====== EXERCISE INPUT ======

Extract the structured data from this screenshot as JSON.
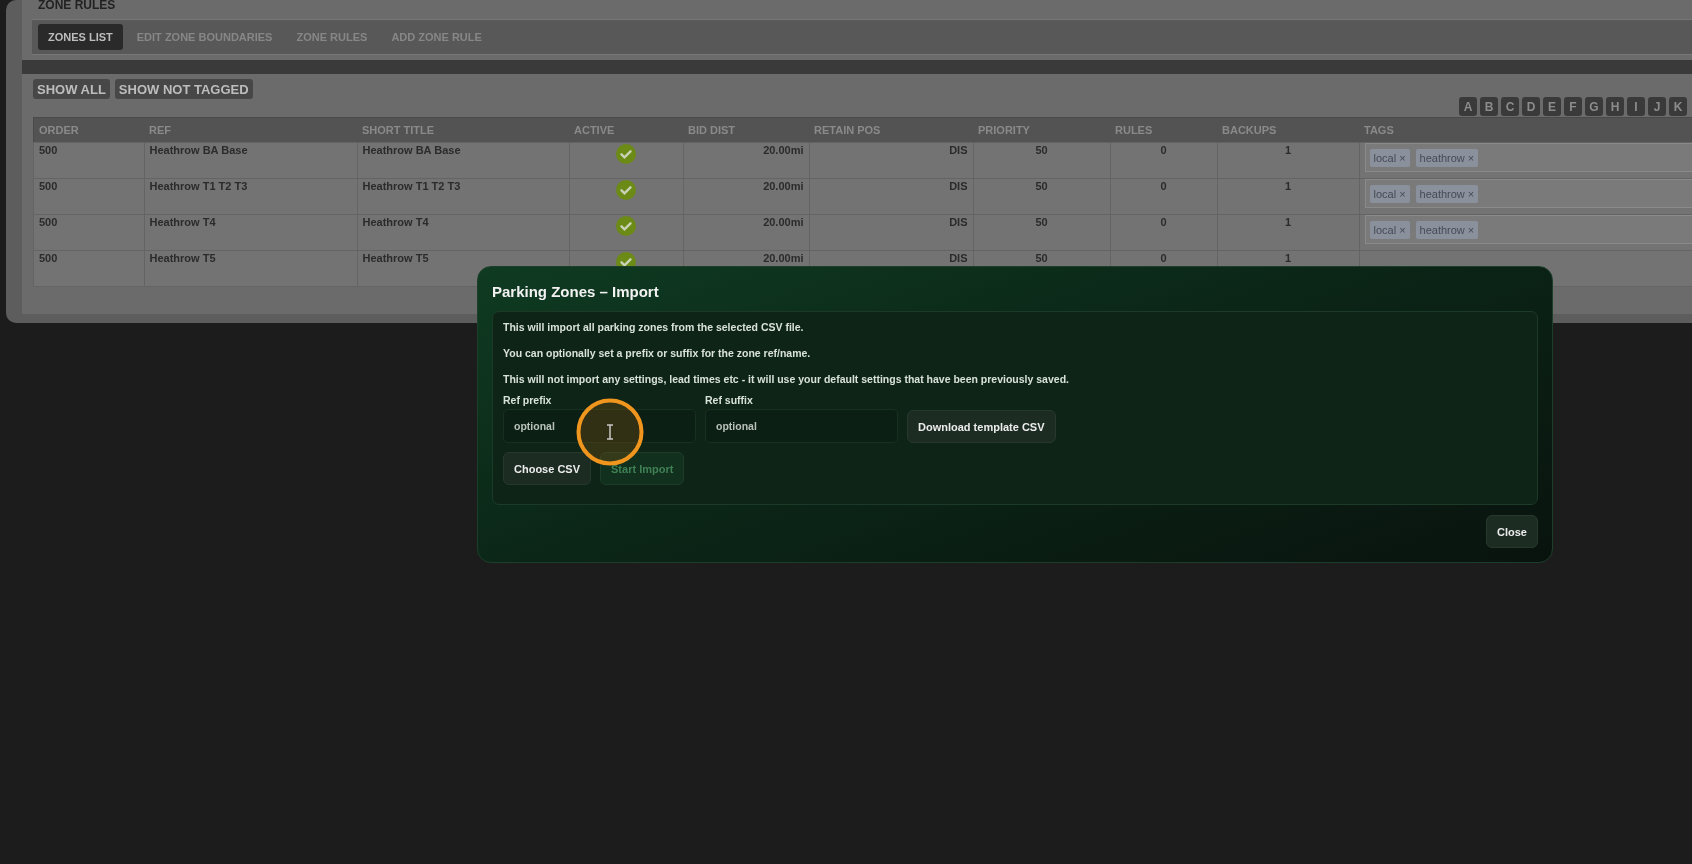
{
  "page_title": "ZONE RULES",
  "tabs": [
    {
      "label": "ZONES LIST",
      "selected": true
    },
    {
      "label": "EDIT ZONE BOUNDARIES",
      "selected": false
    },
    {
      "label": "ZONE RULES",
      "selected": false
    },
    {
      "label": "ADD ZONE RULE",
      "selected": false
    }
  ],
  "filter_buttons": [
    "SHOW ALL",
    "SHOW NOT TAGGED"
  ],
  "letters": [
    "A",
    "B",
    "C",
    "D",
    "E",
    "F",
    "G",
    "H",
    "I",
    "J",
    "K"
  ],
  "table": {
    "columns": [
      "ORDER",
      "REF",
      "SHORT TITLE",
      "ACTIVE",
      "BID DIST",
      "RETAIN POS",
      "PRIORITY",
      "RULES",
      "BACKUPS",
      "TAGS"
    ],
    "rows": [
      {
        "order": "500",
        "ref": "Heathrow BA Base",
        "short_title": "Heathrow BA Base",
        "active": true,
        "bid_dist": "20.00mi",
        "retain_pos": "DIS",
        "priority": "50",
        "rules": "0",
        "backups": "1",
        "tags": [
          {
            "label": "local",
            "remove": "×"
          },
          {
            "label": "heathrow",
            "remove": "×"
          }
        ]
      },
      {
        "order": "500",
        "ref": "Heathrow T1 T2 T3",
        "short_title": "Heathrow T1 T2 T3",
        "active": true,
        "bid_dist": "20.00mi",
        "retain_pos": "DIS",
        "priority": "50",
        "rules": "0",
        "backups": "1",
        "tags": [
          {
            "label": "local",
            "remove": "×"
          },
          {
            "label": "heathrow",
            "remove": "×"
          }
        ]
      },
      {
        "order": "500",
        "ref": "Heathrow T4",
        "short_title": "Heathrow T4",
        "active": true,
        "bid_dist": "20.00mi",
        "retain_pos": "DIS",
        "priority": "50",
        "rules": "0",
        "backups": "1",
        "tags": [
          {
            "label": "local",
            "remove": "×"
          },
          {
            "label": "heathrow",
            "remove": "×"
          }
        ]
      },
      {
        "order": "500",
        "ref": "Heathrow T5",
        "short_title": "Heathrow T5",
        "active": true,
        "bid_dist": "20.00mi",
        "retain_pos": "DIS",
        "priority": "50",
        "rules": "0",
        "backups": "1"
      }
    ]
  },
  "dialog": {
    "title": "Parking Zones – Import",
    "paragraphs": [
      "This will import all parking zones from the selected CSV file.",
      "You can optionally set a prefix or suffix for the zone ref/name.",
      "This will not import any settings, lead times etc - it will use your default settings that have been previously saved."
    ],
    "fields": [
      {
        "label": "Ref prefix",
        "placeholder": "optional"
      },
      {
        "label": "Ref suffix",
        "placeholder": "optional"
      }
    ],
    "download_button": {
      "label": "Download template CSV",
      "disabled": false
    },
    "actions": [
      {
        "label": "Choose CSV",
        "disabled": false
      },
      {
        "label": "Start Import",
        "disabled": true
      }
    ],
    "close_button": {
      "label": "Close",
      "disabled": false
    }
  }
}
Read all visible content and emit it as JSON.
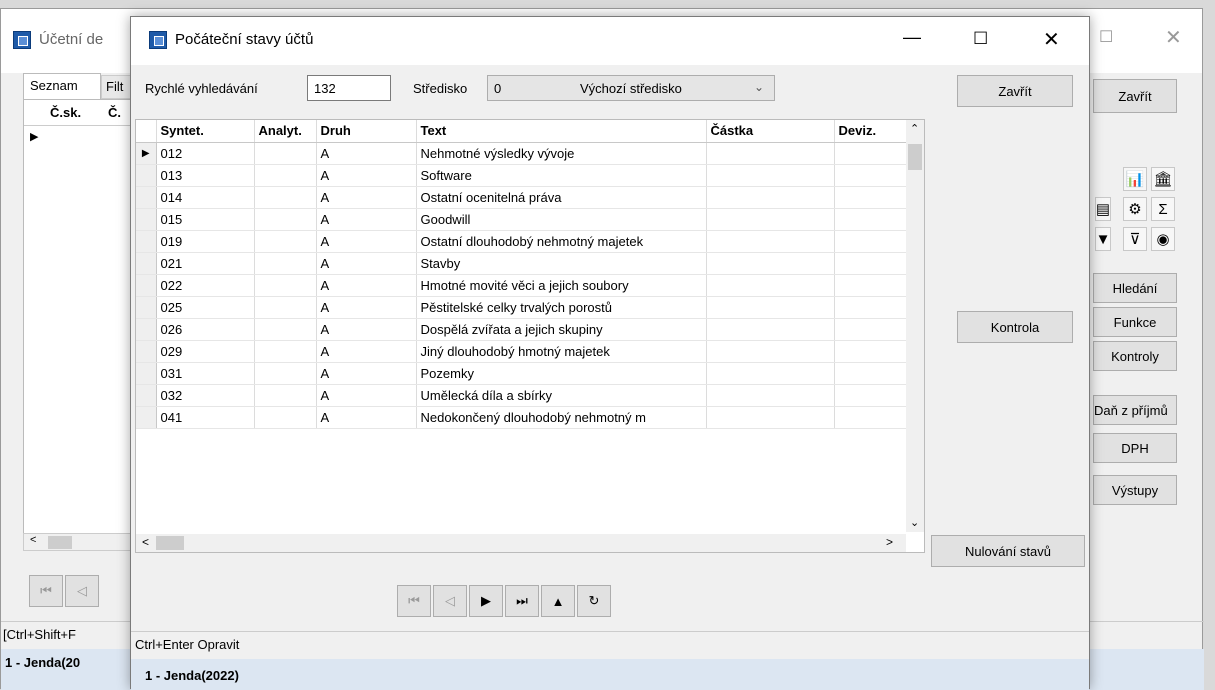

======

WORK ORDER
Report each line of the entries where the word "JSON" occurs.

OUTPUT OF THE TASK
Extract the structured data from this screenshot as JSON.
Read all visible content and emit it as JSON.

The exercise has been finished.